The challenge confronting the MDC today lies in the transmission and perfection of decadent habits that are exhibited by Zanu PF. The culture of violence, intolerance and hubris, among other sickening traits, are surely finding root in the party. MDC activists need to understand that even if they love Tsvangirai to the bone marrow, their support alone is not sufficient to deliver election victory for the MDC. An MDC leader, as Mangoma rightfully puts it, also needs to instil confidence in the electorate. Activists must also desist from comparing Tsvangirai to Mugabe and saying because Mugabe did it then Tsvangirai can also do it. There is wisdom in daring to be different.
Mangoma is also right that if the MDC entertains any hope of being present on the Zimbabwean political scene in the longer term, it requires a new leadership to instil confidence in the electorate. Tsvangirai is not the MDC and the MDC is not Tsvangirai. In any normal democratic party, a leader who loses elections as Tsvangirai has done becomes a liability to the party. Tsvangirai’s brand is not distending but tumbling. He should not take the party down that road.

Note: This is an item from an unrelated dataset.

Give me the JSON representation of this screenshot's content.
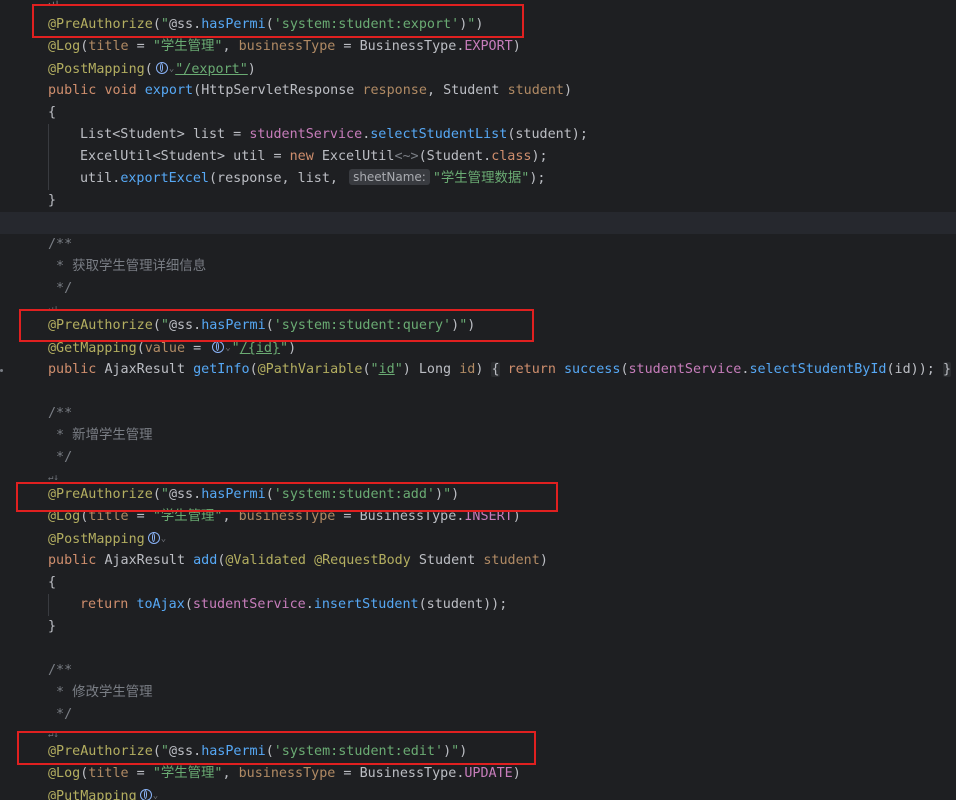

Thus, and to any forward thinking person who yearns for democracy in Zimbabwe and in the MDC, Mangoma is accurate. Tsvangirai must do the honourable thing and leave the office of the MDC president and allow the party to move forward. The argument that he needs to complete his five-year term sounds obnoxious and unrelated to the party mandate which is to deliver the people of Zimbabwe from political, social and economic challenges. It is clear to me that for the party to move forward, Tsvangirai must be able to answer Mangoma’s questions in the affirmative; that would be a good starting point. That is a demonstration of accountable and transparent leadership.
Claire Matombo is an MDC activist who lives in Harare. She can be contacted on firstname.lastname@example.org